Surprise Chef is a 4-piece instrumental jazz-funk group from Melbourne, Australia. ‘The College Of Knowledge’ is their self-run label and ‘All News Is Good News’ album was recorded straight to tape in the band’s home studio.
Arp Frique returns with a brand new release on his imprint Colorful World Records in collaboration with Rush Hour. A compilation of 12 Cape Verdean gems assembled with the help and knowledge of Americo Brito, there is a very special story behind it. Americo Brito, who features on Arp Frique’s original Nos Magia, is a proud and important member of the Cape Verdean community in Rotterdam. His story reveals the historical connections between radio, vinyl, Cabo Verde and Rotterdam’s international music scene in the 70s and 80s. Cape Verdeans have migrated all over the world, mainly to cities with big harbours, like New York, Boston and Rotterdam (Holland). Rotterdam became one of the main destinations (next to Portugal) on the European mainland. When Americo, like many of his friends and relatives moved to Rotterdam, he quickly became infected with the music virus. Surrounded on a daily basis by Cape Verdean music in Portuguese pensions and small hotels, this was where sailors ingested a dose of “sodade” through the interpretations of their beloved music by the local Cape Verdean artists. Americo took to the stage with his band Djarama in the 70s and 80s. Here he works with Rotterdam local Arp Frique to serve up Cape Verdean music old and new with plenty of traditional Funana and Coladeira sounds next to jams influenced by wave, disco and funk, jazz, reggae and Latin pop.

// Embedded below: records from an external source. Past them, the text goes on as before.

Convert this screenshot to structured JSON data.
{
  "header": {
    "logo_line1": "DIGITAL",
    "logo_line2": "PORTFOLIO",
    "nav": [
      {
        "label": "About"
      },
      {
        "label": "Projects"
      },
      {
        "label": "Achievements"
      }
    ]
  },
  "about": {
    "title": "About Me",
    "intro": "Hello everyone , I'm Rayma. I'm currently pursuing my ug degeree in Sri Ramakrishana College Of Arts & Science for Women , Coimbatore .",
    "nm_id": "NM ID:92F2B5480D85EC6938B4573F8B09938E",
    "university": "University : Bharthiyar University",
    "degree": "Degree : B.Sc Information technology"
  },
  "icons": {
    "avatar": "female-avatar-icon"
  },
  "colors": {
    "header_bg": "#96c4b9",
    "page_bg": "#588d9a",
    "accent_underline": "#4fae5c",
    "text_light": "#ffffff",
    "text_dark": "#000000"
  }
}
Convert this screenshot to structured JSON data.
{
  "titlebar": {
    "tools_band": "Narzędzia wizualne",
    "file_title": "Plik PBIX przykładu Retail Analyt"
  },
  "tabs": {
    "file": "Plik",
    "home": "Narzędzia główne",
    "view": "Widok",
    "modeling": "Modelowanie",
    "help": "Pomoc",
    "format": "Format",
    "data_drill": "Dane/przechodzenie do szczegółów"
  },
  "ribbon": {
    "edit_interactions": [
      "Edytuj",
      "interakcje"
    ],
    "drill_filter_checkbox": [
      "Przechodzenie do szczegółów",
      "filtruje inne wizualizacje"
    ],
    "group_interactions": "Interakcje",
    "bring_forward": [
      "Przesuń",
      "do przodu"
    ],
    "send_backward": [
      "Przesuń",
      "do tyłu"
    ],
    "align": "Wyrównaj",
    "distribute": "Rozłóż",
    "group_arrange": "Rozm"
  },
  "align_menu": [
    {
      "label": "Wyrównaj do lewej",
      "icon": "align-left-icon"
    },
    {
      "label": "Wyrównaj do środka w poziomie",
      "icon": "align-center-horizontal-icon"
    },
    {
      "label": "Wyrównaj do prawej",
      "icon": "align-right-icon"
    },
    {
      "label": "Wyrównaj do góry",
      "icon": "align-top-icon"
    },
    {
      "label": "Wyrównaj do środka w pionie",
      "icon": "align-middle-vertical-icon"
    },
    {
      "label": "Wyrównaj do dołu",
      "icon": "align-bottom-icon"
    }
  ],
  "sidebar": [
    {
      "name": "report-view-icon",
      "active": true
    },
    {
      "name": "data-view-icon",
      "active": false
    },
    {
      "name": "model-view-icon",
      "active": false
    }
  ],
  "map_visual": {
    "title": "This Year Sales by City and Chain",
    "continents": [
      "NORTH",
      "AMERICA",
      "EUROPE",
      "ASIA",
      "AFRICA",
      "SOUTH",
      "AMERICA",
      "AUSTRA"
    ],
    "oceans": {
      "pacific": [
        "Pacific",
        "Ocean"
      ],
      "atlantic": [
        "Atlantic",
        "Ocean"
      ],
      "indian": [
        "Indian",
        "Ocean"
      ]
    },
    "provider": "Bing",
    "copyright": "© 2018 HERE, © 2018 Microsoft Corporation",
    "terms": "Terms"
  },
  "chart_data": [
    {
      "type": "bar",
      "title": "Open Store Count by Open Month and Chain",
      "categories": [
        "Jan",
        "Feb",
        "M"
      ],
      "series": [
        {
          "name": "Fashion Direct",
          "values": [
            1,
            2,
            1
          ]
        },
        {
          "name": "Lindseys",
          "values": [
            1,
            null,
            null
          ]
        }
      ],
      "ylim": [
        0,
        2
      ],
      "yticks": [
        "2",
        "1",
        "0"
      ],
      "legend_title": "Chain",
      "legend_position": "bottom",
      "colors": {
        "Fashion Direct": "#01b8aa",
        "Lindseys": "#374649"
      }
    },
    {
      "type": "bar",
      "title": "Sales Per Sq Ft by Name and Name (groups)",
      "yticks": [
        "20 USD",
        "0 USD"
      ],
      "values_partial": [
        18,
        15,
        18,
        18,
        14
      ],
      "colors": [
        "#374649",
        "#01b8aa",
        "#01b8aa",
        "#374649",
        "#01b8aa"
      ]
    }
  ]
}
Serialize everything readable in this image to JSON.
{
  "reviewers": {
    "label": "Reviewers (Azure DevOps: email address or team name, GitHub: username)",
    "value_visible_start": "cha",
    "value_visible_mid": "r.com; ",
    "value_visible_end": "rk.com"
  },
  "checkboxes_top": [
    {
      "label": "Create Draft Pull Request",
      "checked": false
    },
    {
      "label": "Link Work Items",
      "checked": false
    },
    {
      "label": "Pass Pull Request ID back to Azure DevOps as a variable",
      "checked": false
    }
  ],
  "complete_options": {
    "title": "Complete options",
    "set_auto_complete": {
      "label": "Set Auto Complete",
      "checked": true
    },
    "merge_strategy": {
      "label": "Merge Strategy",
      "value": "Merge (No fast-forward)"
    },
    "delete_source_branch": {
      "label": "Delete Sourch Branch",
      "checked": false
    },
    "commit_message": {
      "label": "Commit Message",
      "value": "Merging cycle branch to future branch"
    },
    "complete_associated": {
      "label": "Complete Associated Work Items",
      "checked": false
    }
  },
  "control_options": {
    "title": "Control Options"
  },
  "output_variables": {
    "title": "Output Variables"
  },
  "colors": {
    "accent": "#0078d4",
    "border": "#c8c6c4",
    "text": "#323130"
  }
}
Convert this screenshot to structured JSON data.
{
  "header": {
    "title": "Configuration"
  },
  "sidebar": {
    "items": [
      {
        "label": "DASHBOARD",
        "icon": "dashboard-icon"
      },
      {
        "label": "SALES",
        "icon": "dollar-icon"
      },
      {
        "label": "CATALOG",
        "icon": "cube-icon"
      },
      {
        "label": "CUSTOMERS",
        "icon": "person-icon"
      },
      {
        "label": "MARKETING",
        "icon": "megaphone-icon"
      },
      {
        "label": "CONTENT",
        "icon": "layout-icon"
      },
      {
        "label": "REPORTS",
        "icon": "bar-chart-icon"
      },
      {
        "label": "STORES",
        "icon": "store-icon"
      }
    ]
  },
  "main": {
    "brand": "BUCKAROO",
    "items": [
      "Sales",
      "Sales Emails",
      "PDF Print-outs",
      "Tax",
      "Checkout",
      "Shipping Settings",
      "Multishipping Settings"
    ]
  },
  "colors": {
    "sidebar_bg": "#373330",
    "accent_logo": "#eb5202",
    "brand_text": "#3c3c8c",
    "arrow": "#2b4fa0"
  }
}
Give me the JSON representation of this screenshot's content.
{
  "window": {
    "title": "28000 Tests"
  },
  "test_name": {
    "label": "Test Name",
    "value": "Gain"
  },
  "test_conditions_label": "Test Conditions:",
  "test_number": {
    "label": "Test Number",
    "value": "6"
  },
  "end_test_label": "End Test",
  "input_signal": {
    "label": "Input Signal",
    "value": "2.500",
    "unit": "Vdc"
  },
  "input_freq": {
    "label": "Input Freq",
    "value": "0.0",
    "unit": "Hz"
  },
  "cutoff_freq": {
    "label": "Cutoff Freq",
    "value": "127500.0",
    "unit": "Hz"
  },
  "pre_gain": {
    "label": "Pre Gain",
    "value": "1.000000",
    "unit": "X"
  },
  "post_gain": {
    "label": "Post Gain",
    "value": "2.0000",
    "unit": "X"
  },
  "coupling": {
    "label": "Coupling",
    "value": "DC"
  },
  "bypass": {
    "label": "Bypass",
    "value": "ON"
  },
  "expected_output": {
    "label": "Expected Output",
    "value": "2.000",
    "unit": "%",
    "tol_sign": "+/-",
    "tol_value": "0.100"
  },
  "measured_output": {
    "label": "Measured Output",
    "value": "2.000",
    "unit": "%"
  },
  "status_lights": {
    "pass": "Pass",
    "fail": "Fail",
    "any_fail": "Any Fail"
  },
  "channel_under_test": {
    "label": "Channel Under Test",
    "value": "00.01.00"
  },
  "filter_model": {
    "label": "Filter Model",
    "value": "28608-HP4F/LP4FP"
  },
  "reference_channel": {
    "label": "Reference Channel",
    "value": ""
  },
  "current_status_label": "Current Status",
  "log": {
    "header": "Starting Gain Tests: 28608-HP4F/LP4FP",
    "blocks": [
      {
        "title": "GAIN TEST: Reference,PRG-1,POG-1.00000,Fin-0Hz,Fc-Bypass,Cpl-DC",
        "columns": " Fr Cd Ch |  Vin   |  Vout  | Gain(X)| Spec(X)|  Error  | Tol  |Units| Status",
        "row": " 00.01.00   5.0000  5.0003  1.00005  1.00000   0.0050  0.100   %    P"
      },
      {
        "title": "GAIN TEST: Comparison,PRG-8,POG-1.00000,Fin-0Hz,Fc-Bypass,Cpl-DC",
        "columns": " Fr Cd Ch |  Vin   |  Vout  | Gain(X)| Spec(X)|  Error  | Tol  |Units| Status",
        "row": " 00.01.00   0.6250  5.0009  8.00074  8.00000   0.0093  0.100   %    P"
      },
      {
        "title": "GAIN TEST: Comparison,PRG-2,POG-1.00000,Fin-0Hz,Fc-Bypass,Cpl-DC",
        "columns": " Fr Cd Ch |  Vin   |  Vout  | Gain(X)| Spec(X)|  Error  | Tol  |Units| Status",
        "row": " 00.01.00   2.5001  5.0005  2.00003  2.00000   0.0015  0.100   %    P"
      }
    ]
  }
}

Mukatsuku struck gold again on this latest first time on a “45” issue. It boasts a couple of lesser-known jazz-funk fusion jams which originally featured on Argentine musician Jorge Navarro’s 1977 album “Navarro Con Polenta”, an LP that has never been issued outside of South America. A-side “Funk Yourself” is a bustling, high-octane jazz-funk Hammond licks and spiralling horns jumping above a Blaxploitation style backing track. “Repartamos El Funky” is a more laid back but no less musically intricate affair, with a variety of high-grade electric piano and guitar solos riding seemingly endless jazz style drum solos and rubbery bass. Juno hand-numbered copies come in exclusive sleeves and this 45 not be repressed. DJ Support comes from Ge-ology, Dom Servini, DJ Food,The Allergies,45LIVE.net ,Dr Bob Jones and more
Kanot is Jesper Jarold and Anton Kolbe. With the help of Lindha Kallerdahl’s expressive vocals, Jarold and Kolbe weave an eclectic yet durable sonic textile. Call it music for psychadelic hiking, primitive dance beats or speculative folk music – most of all, it is unrestrained music, for the smartest and the dumbest kid in the classroom. In the dense, and at the same time airy production, some drums anchor themselves steadily into the ground while others lash out like reverberating rhythmic gunshots. The tones from Jesper’s guitar and fretless bass float like leaves on the Drangme Chhu River, at times almost drowning in effects only to resurface in surprising and skillfully chiseled melodies that could play forever.
Moon B takes a step out of his comfort zone with ”Udaya”, giving a lesson on how it isn’t the tools at your disposal, but rather how you use them. A stalwart of vintage analogue gear under normal circumstances, he’s harnessed the full power of his iPad to conjure up 8 cuts of slick, lo-fi boogie that emanate with a smoky warmth. Gone are the genre-hopping sensibilities of earlier releases, replaced with a renewed focus on what really counts: the funk.
The groovier side of Iron Curtain is uncovered by Funk Embassy Records. Recorded between 1974-1988, the compilers have unearthed funk, disco, soul, jazz, instrumentals, library music and covers from the Estonian Radio archives. This is the sound of ESSR (Estonian Soviet Socialist Republic) as heard at music halls, radio, TV shows and cafeterias along with underground parties and semilegal jazz clubs. The selection ranges from folk-funk, psychedelic soul, dancefloor certified disco, Isaac Hayes reminiscent blues-funk, contemplative jazz-funk, Piero Umiliani-esque library music, funk-rock, in-your-face b-boy break to a flute-led master piece by Uno Naissoo – one of the founders of the Estonian jazz scene who organized the notorious Tallinn Jazz Festivals (1949-1967).